Over the last several weeks, Senator Elizabeth Warren (D-MA) has been rolling out a slew of proposals aimed at fleshing out how she would lead the country, should she be elected president. Over the weekend, Warren took aim at “Big Tech,” claiming that companies like Google, Amazon, Facebook, and Apple are operating as “monopolies” that “have too much power over our economy, our society, and our democracy.”
Warren proceeded to lay out a plan to break up these companies in order to create a “more competitive” economy. The proposal has garnered a lot of attention, from critics and supporters alike. AR Intel dug through the coverage of Warren’s plan to provide you with the info you need to know about her latest attempt to reign in American business.
An Overview of Warren’s Proposal
Warren’s plan has two major tenets. First, it seeks to unwind mergers and acquisitions made by tech companies. Warren argued that too many companies have used mergers to limit competition. As such, her proposal would call for the appointment of regulators “committed to reversing illegal and anti-competitive tech mergers.” This would apply to Amazon’s purchase of Whole Foods, Google’s purchase of Waze, and Facebook’s deals for WhatsApp or Instagram. Warren advocated for breaking up these mergers because she believes it “will put pressure on big tech companies to be more responsive to user concerns, including about privacy.”
Warren’s plan would also prohibit companies from both offering and participating in the same online marketplace. The senator accused tech companies like Amazon of “using proprietary marketplaces to limit competition.” Under Warren’s proposal, legislation would be introduced to break up dual entities like Amazon Marketplace and AmazonBasics (the company’s generic brand). According to The Washington Post, the plan “could theoretically stop [Amazon] from making, selling and promoting clothes, toys or other goods alongside those same offerings from competitors on its website…” The legislation would place different types of regulations on companies depending on their size and annual revenue.
Warren’s Hypocrisy on the Issue
Despite her insistence that tech companies are destroying competition in America, Warren hasn’t had an issue accepting money from them. From 2011 through 2018, Warren accepted at least $90,000 from employees at Amazon, Google, and Facebook. In September of last year, she received $2,700 from Facebook COO, Sheryl Sandberg.

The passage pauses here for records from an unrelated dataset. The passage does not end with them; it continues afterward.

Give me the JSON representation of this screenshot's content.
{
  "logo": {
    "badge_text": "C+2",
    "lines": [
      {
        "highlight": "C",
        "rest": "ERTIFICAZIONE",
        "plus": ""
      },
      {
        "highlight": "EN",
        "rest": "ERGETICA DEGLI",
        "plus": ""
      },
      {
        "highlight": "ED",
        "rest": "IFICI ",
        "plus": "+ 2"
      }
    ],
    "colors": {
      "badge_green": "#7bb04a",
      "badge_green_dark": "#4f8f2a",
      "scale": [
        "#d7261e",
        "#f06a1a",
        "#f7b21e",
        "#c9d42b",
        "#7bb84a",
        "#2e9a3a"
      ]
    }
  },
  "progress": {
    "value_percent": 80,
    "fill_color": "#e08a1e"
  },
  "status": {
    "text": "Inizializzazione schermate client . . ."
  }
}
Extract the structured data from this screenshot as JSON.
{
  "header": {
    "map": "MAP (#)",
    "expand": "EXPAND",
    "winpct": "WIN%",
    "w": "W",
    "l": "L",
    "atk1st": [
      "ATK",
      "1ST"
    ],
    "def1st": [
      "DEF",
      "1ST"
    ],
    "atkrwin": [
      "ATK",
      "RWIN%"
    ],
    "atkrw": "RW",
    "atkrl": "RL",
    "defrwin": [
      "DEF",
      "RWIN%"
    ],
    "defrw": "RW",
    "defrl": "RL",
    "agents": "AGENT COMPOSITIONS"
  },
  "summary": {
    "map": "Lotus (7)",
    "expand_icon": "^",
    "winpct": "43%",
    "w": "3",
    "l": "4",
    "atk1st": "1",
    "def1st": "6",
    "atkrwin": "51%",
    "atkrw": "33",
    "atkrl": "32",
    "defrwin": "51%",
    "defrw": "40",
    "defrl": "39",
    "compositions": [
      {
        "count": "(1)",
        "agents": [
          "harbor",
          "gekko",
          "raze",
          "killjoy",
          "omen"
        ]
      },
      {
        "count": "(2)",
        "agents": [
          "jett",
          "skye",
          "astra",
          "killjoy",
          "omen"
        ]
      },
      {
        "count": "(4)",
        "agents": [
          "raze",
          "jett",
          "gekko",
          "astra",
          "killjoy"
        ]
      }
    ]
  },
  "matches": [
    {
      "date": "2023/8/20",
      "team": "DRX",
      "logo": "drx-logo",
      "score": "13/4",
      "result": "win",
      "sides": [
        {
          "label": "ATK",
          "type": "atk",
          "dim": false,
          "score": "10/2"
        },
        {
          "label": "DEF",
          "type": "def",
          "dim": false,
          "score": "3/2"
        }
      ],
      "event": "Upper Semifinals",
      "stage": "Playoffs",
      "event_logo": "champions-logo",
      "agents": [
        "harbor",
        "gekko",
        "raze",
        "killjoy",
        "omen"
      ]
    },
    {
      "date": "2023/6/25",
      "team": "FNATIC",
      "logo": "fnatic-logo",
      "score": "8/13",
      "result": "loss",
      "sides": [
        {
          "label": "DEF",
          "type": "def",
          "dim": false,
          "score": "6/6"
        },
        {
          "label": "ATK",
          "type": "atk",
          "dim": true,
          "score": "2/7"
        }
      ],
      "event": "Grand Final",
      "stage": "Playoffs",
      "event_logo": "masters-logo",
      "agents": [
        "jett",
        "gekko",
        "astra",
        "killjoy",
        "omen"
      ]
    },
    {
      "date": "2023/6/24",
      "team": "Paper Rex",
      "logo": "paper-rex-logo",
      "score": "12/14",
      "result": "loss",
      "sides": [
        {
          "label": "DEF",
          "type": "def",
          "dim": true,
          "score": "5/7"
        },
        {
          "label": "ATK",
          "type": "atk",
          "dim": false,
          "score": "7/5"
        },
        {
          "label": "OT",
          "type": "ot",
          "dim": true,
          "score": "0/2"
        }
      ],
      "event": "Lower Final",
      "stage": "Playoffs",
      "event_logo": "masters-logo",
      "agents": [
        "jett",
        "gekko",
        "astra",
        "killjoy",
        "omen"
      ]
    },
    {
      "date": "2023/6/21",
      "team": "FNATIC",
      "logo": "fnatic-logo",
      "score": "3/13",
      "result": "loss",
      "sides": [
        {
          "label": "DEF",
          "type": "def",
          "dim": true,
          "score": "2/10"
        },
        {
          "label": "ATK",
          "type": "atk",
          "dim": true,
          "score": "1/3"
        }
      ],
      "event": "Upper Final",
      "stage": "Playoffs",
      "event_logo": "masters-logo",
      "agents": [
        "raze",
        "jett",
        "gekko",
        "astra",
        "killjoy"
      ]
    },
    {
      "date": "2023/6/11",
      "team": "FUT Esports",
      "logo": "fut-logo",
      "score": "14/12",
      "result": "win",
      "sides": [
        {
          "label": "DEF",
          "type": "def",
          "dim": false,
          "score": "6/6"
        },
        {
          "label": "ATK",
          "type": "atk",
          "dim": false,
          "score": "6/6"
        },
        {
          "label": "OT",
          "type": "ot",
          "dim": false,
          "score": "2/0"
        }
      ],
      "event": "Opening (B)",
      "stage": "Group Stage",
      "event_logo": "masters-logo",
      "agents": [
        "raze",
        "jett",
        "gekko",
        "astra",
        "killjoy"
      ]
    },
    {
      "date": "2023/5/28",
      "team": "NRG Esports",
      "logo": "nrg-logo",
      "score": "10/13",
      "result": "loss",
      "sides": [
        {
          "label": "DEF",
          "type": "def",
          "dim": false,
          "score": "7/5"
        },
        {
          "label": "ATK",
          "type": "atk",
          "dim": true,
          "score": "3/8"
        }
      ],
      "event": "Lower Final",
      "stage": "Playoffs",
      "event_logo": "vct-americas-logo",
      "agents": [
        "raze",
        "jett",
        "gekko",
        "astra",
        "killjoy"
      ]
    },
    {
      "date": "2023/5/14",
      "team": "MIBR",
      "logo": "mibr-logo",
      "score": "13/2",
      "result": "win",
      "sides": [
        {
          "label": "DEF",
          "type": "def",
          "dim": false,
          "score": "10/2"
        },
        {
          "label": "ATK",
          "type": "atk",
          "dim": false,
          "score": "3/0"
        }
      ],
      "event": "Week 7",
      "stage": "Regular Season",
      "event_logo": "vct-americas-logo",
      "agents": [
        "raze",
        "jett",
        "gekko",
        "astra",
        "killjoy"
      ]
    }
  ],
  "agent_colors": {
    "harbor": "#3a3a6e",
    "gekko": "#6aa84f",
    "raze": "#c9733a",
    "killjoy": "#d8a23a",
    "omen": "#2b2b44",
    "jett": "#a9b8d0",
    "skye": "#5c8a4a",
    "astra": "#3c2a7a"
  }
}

It doesn’t appear that Warren intends to stop taking money from these companies either. This week, her campaign declined to say if would reject money from big tech, and Warren herself also refused to confirm that she would do so.
What the Critics Are Saying: An Exercise in Overreach That Could Stifle Innovation
Economists, investors, and technology experts have largely panned Warren’s proposal, primarily on the grounds that it is an exercise in regulatory overreach. Carl Szabo, Vice President of NetChoice and professor of privacy law at George Mason University’s Law School, argued that Warren was “wrong in her assertion that tech markets lack competition,” adding, “[n]ever before have consumers and workers had more access to goods, services and opportunities online.”
Others have argued Warren’s plan would unnecessarily stifle innovation. Kara Nortman, a partner with the Los Angeles-based firm Upfront Ventures said the policy might have “potentially negative consequences for innovation.” Nortman pointed out, “These companies are funding massive innovation initiatives in our country. They’re creating jobs and taking risks in areas of technology development where we could potentially fall behind other countries and wind up reducing our quality of life. We’re not seeing that innovation or initiative come from the government — or that support for encouraging immigration and by extension embracing the talented foreign entrepreneurs that could develop new technologies and businesses.”
Tech Companies Are Driving Economic Growth
Warren’s attacks against tech companies ignore the impact that they have on the U.S. economy. In 2017, tech companies claimed the top five spots in the U.S. for research and development spending, investing a combined $76 billion. Amazon alone invested $22.6 billion on R&D. As Recode notes, “R&D spending is important not only as it contributes to a company’s own innovation and dominance, but also for its contribution to national productivity, accounting for about 3 percent of the GDP.” It’s also worth pointing out that in 2018, combined capital spending by Google, Amazon, Microsoft, and Facebook totaled $77.7 billion.
Americans Like Tech Companies
In many ways, Warren’s proposal seems like a solution in search of a problem. A March 2019 survey conducted by Axios and Harris Poll gauged the reputation of the 100 most visible brands in America. Amazon finished second overall and both Apple and Google earned “very good” reputations. Meanwhile, the U.S. Government, which Warren is pitching as the overseer of tech, ranked dead last in the eyes of Americans.
Although Warren may believe she is fighting for the “little guy,” in reality she is proposing additional regulations on companies widely liked by Americans that would result in higher prices and slower innovation.